Perhaps the most disappointing aspect of Walk Like A Panther was the structure, which seemed to offer little to no pay-off to most of its story arcs, or simply paid them off in the wrong way. Any wrestling fan would tell you that the movie was setting up Michael Socha’s Ricky Rickson to be the film’s central wrestling show’s lead villain, and that a match between Hannah Walters’ Gloria Giles and Jill Halfpenny’s Laura “Liplock” Anderson was a must. So, having them simply fail to become involved to the extent that had been hinted at in the early parts of the film was at once disappointing and simply not in-keeping with the idea of wrestling or, indeed, the ongoing narrative of the film.

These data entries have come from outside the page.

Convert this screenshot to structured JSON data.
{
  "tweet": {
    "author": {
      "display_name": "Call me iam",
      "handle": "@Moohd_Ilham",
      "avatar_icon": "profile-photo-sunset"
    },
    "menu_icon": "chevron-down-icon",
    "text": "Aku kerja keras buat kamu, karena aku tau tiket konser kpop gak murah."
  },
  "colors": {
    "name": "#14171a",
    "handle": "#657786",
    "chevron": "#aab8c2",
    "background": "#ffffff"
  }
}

Further to this point, screenwriter-director Cadan didn’t seem to know whether it was more fitting to choose to present professional wrestling as a real sport or fixed entertainment attraction, an issue that resulted in a flip-flopping between the two ideals. On one hand, Cadan needed wrestling to be a real sport to justify the story arc of central protagonist Mark Bolton (Stephen Graham), who needed to win his wrestling match to prove his worth to his wrestling legend father, while on the other hand there were scenes in which wrestlers acknowledged one another’s good choreography, with the film even showing some of the the planning to the matches themselves. It seemed clear that the wrestling either had to be real or fake, and at no point was it clear which side of the coin Walk Like A Panther was landing on.

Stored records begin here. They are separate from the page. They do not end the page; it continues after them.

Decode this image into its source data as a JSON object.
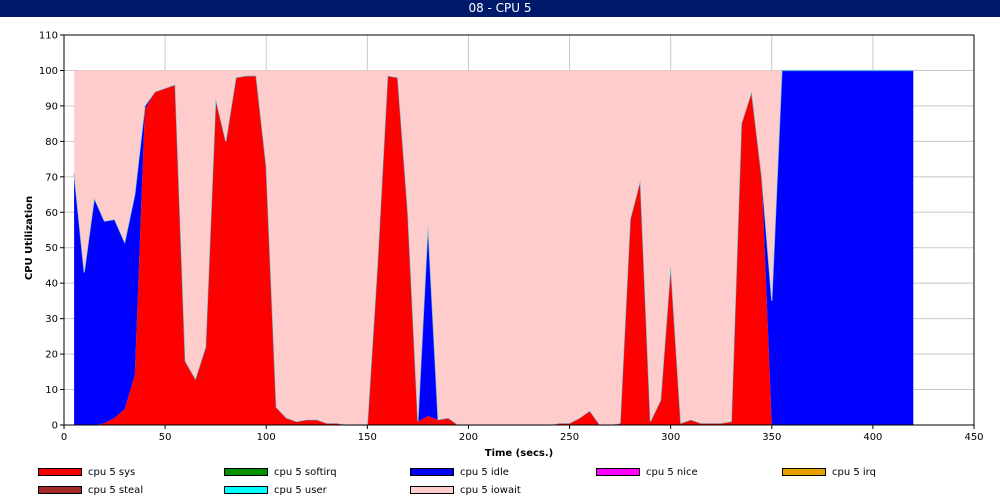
{
  "window": {
    "title": "08 - CPU 5"
  },
  "chart_data": {
    "type": "area",
    "stacked": true,
    "xlabel": "Time (secs.)",
    "ylabel": "CPU Utilization",
    "xlim": [
      0,
      450
    ],
    "ylim": [
      0,
      110
    ],
    "xticks": [
      0,
      50,
      100,
      150,
      200,
      250,
      300,
      350,
      400,
      450
    ],
    "yticks": [
      0,
      10,
      20,
      30,
      40,
      50,
      60,
      70,
      80,
      90,
      100,
      110
    ],
    "grid": true,
    "legend_position": "bottom",
    "x": [
      5,
      10,
      15,
      20,
      25,
      30,
      35,
      40,
      45,
      50,
      55,
      60,
      65,
      70,
      75,
      80,
      85,
      90,
      95,
      100,
      105,
      110,
      115,
      120,
      125,
      130,
      135,
      140,
      145,
      150,
      155,
      160,
      165,
      170,
      175,
      180,
      185,
      190,
      195,
      200,
      205,
      210,
      215,
      220,
      225,
      230,
      235,
      240,
      245,
      250,
      255,
      260,
      265,
      270,
      275,
      280,
      285,
      290,
      295,
      300,
      305,
      310,
      315,
      320,
      325,
      330,
      335,
      340,
      345,
      350,
      355,
      360,
      365,
      370,
      375,
      380,
      385,
      390,
      395,
      400,
      405,
      410,
      415,
      420
    ],
    "series": [
      {
        "name": "cpu 5 sys",
        "color": "#ff0000",
        "values": [
          0,
          0,
          0,
          0.5,
          2,
          4.5,
          14,
          89,
          94,
          95,
          96,
          18,
          13,
          22,
          92,
          80,
          98,
          98.5,
          98.5,
          73,
          5,
          2,
          1,
          1.5,
          1.5,
          0.5,
          0.5,
          0,
          0,
          0,
          45,
          98.5,
          98,
          60,
          1,
          2.5,
          1.5,
          2,
          0,
          0,
          0,
          0,
          0,
          0,
          0,
          0,
          0,
          0,
          0.5,
          0.5,
          2,
          4,
          0,
          0,
          0.5,
          58,
          69,
          1,
          7,
          45,
          0.5,
          1.5,
          0.5,
          0.5,
          0.5,
          1,
          85,
          94,
          70,
          0,
          0,
          0,
          0,
          0,
          0,
          0,
          0,
          0,
          0,
          0,
          0,
          0,
          0,
          0
        ]
      },
      {
        "name": "cpu 5 softirq",
        "color": "#009000",
        "values": [
          0,
          0,
          0,
          0,
          0,
          0,
          0,
          0,
          0,
          0,
          0,
          0,
          0,
          0,
          0,
          0,
          0,
          0,
          0,
          0,
          0,
          0,
          0,
          0,
          0,
          0,
          0,
          0,
          0,
          0,
          0,
          0,
          0,
          0,
          0,
          0,
          0,
          0,
          0,
          0,
          0,
          0,
          0,
          0,
          0,
          0,
          0,
          0,
          0,
          0,
          0,
          0,
          0,
          0,
          0,
          0,
          0,
          0,
          0,
          0,
          0,
          0,
          0,
          0,
          0,
          0,
          0,
          0,
          0,
          0,
          0,
          0,
          0,
          0,
          0,
          0,
          0,
          0,
          0,
          0,
          0,
          0,
          0,
          0
        ]
      },
      {
        "name": "cpu 5 idle",
        "color": "#0000ff",
        "values": [
          71,
          43,
          64,
          57,
          56,
          47,
          51,
          1,
          0,
          0,
          0,
          0,
          0,
          0,
          0,
          0,
          0,
          0,
          0,
          0,
          0,
          0,
          0,
          0,
          0,
          0,
          0,
          0,
          0,
          0,
          0,
          0,
          0,
          0,
          0,
          54,
          0,
          0,
          0,
          0,
          0,
          0,
          0,
          0,
          0,
          0,
          0,
          0,
          0,
          0,
          0,
          0,
          0,
          0,
          0,
          0,
          0,
          0,
          0,
          0,
          0,
          0,
          0,
          0,
          0,
          0,
          0,
          0,
          0,
          35,
          100,
          100,
          100,
          100,
          100,
          100,
          100,
          100,
          100,
          100,
          100,
          100,
          100,
          100
        ]
      },
      {
        "name": "cpu 5 nice",
        "color": "#ff00ff",
        "values": [
          0,
          0,
          0,
          0,
          0,
          0,
          0,
          0,
          0,
          0,
          0,
          0,
          0,
          0,
          0,
          0,
          0,
          0,
          0,
          0,
          0,
          0,
          0,
          0,
          0,
          0,
          0,
          0,
          0,
          0,
          0,
          0,
          0,
          0,
          0,
          0,
          0,
          0,
          0,
          0,
          0,
          0,
          0,
          0,
          0,
          0,
          0,
          0,
          0,
          0,
          0,
          0,
          0,
          0,
          0,
          0,
          0,
          0,
          0,
          0,
          0,
          0,
          0,
          0,
          0,
          0,
          0,
          0,
          0,
          0,
          0,
          0,
          0,
          0,
          0,
          0,
          0,
          0,
          0,
          0,
          0,
          0,
          0,
          0
        ]
      },
      {
        "name": "cpu 5 irq",
        "color": "#e8a000",
        "values": [
          0,
          0,
          0,
          0,
          0,
          0,
          0,
          0,
          0,
          0,
          0,
          0,
          0,
          0,
          0,
          0,
          0,
          0,
          0,
          0,
          0,
          0,
          0,
          0,
          0,
          0,
          0,
          0,
          0,
          0,
          0,
          0,
          0,
          0,
          0,
          0,
          0,
          0,
          0,
          0,
          0,
          0,
          0,
          0,
          0,
          0,
          0,
          0,
          0,
          0,
          0,
          0,
          0,
          0,
          0,
          0,
          0,
          0,
          0,
          0,
          0,
          0,
          0,
          0,
          0,
          0,
          0,
          0,
          0,
          0,
          0,
          0,
          0,
          0,
          0,
          0,
          0,
          0,
          0,
          0,
          0,
          0,
          0,
          0
        ]
      },
      {
        "name": "cpu 5 steal",
        "color": "#a52a2a",
        "values": [
          0,
          0,
          0,
          0,
          0,
          0,
          0,
          0,
          0,
          0,
          0,
          0,
          0,
          0,
          0,
          0,
          0,
          0,
          0,
          0,
          0,
          0,
          0,
          0,
          0,
          0,
          0,
          0,
          0,
          0,
          0,
          0,
          0,
          0,
          0,
          0,
          0,
          0,
          0,
          0,
          0,
          0,
          0,
          0,
          0,
          0,
          0,
          0,
          0,
          0,
          0,
          0,
          0,
          0,
          0,
          0,
          0,
          0,
          0,
          0,
          0,
          0,
          0,
          0,
          0,
          0,
          0,
          0,
          0,
          0,
          0,
          0,
          0,
          0,
          0,
          0,
          0,
          0,
          0,
          0,
          0,
          0,
          0,
          0
        ]
      },
      {
        "name": "cpu 5 user",
        "color": "#00ffff",
        "values": [
          0,
          0,
          0,
          0,
          0,
          0,
          0,
          0,
          0,
          0,
          0,
          0,
          0,
          0,
          0,
          0,
          0,
          0,
          0,
          0,
          0,
          0,
          0,
          0,
          0,
          0,
          0,
          0,
          0,
          0,
          0,
          0,
          0,
          0,
          0,
          0,
          0,
          0,
          0,
          0,
          0,
          0,
          0,
          0,
          0,
          0,
          0,
          0,
          0,
          0,
          0,
          0,
          0,
          0,
          0,
          0,
          0,
          0,
          0,
          0,
          0,
          0,
          0,
          0,
          0,
          0,
          0,
          0,
          0,
          0,
          0,
          0,
          0,
          0,
          0,
          0,
          0,
          0,
          0,
          0,
          0,
          0,
          0,
          0
        ]
      },
      {
        "name": "cpu 5 iowait",
        "color": "#ffcccc",
        "values": [
          29,
          57,
          36,
          42.5,
          42,
          48.5,
          35,
          10,
          6,
          5,
          4,
          82,
          87,
          78,
          8,
          20,
          2,
          1.5,
          1.5,
          27,
          95,
          98,
          99,
          98.5,
          98.5,
          99.5,
          99.5,
          100,
          100,
          100,
          55,
          1.5,
          2,
          40,
          99,
          43.5,
          98.5,
          98,
          100,
          100,
          100,
          100,
          100,
          100,
          100,
          100,
          100,
          100,
          99.5,
          99.5,
          98,
          96,
          100,
          100,
          99.5,
          42,
          31,
          99,
          93,
          55,
          99.5,
          98.5,
          99.5,
          99.5,
          99.5,
          99,
          15,
          6,
          30,
          65,
          0,
          0,
          0,
          0,
          0,
          0,
          0,
          0,
          0,
          0,
          0,
          0,
          0,
          0
        ]
      }
    ]
  }
}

There is, however, something about this movie that was simply uplifting. Perhaps it was the story’s tale of Yorkshire towns folk coming together to oust the horrors of corporate Britain, or maybe it was the film’s clear respect and admiration for British wrestling’s hay day? The cast certainly supported this feeling, with Jason Flemyng’s limited performance adding a richness to the film and Stephen Graham being typically excellent in the lead role. Somewhat generously, the film also included moments through which each of the supporting characters could shine, allowing for the cast to truly establish their own way of presenting each wrestler in the ring and outside of it.

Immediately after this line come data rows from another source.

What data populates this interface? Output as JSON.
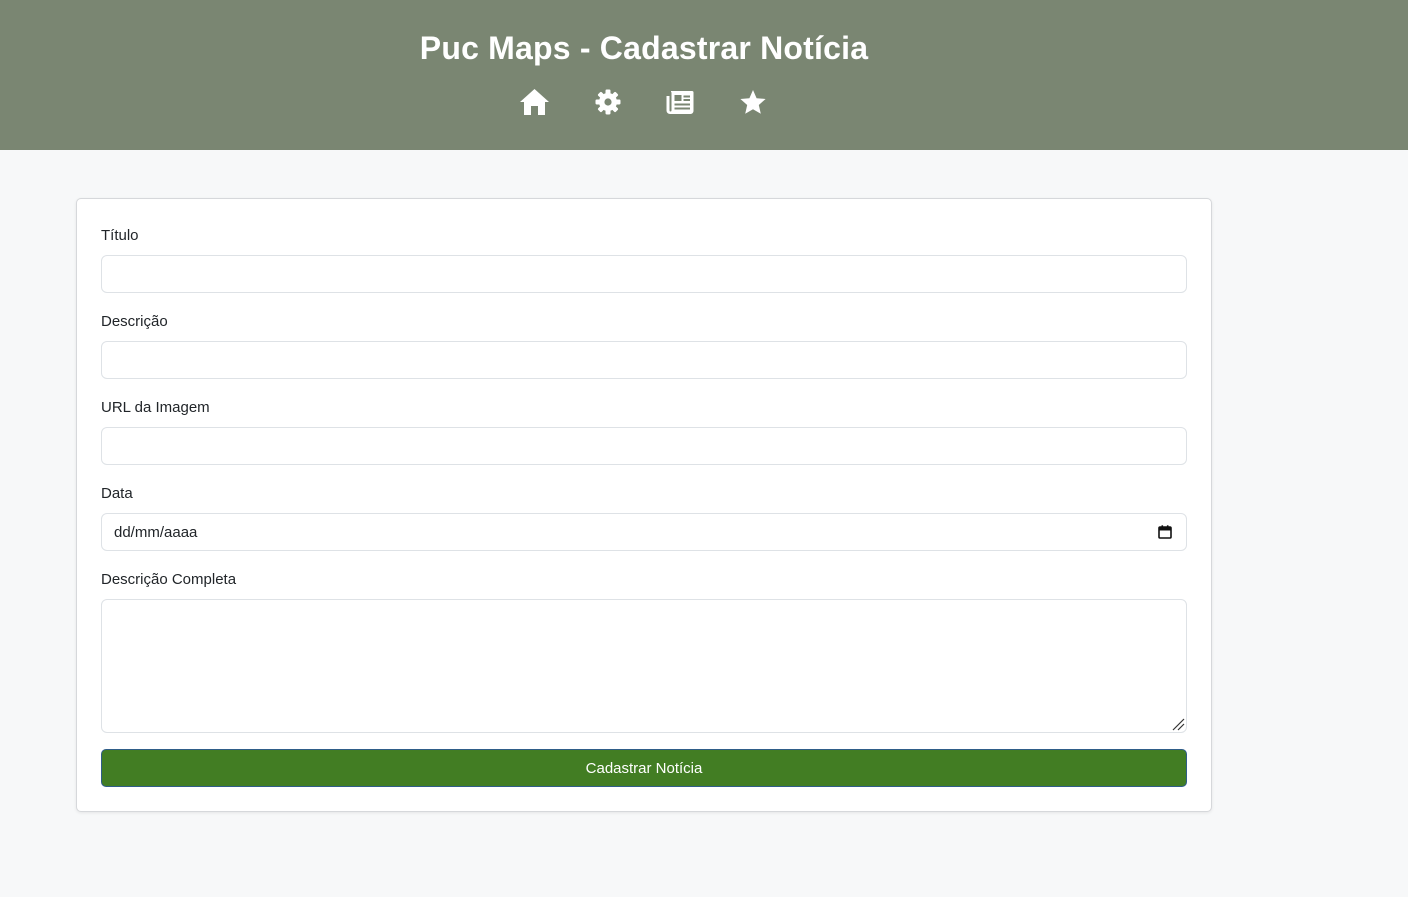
{
  "header": {
    "title": "Puc Maps - Cadastrar Notícia",
    "background_color": "#7a8672",
    "nav": [
      {
        "icon": "home-icon"
      },
      {
        "icon": "gear-icon"
      },
      {
        "icon": "newspaper-icon"
      },
      {
        "icon": "star-icon"
      }
    ]
  },
  "form": {
    "fields": {
      "titulo": {
        "label": "Título",
        "value": ""
      },
      "descricao": {
        "label": "Descrição",
        "value": ""
      },
      "url_imagem": {
        "label": "URL da Imagem",
        "value": ""
      },
      "data": {
        "label": "Data",
        "placeholder": "dd/mm/aaaa"
      },
      "descricao_completa": {
        "label": "Descrição Completa",
        "value": ""
      }
    },
    "submit_label": "Cadastrar Notícia",
    "submit_color": "#427d23"
  }
}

Walk Like A Panther was, then, just okay. The film’s screenplay, editing and use of music may have left a lot to be desired, and the picture could certainly have done with a larger involvement from the burgeoning British wrestling scene as regards structure and the matches themselves, but the reality is that in coming out of Walk Like A Panther it was tough to feel any less happy than I did going in, a feeling wrestling fans and non-wrestling fans alike would probably share. So if this makes for your type of film, I’d recommend filling a weekday evening with Walk Like A Panther. Just don’t go expecting anything more than a daft and often forced, low-level British comedy.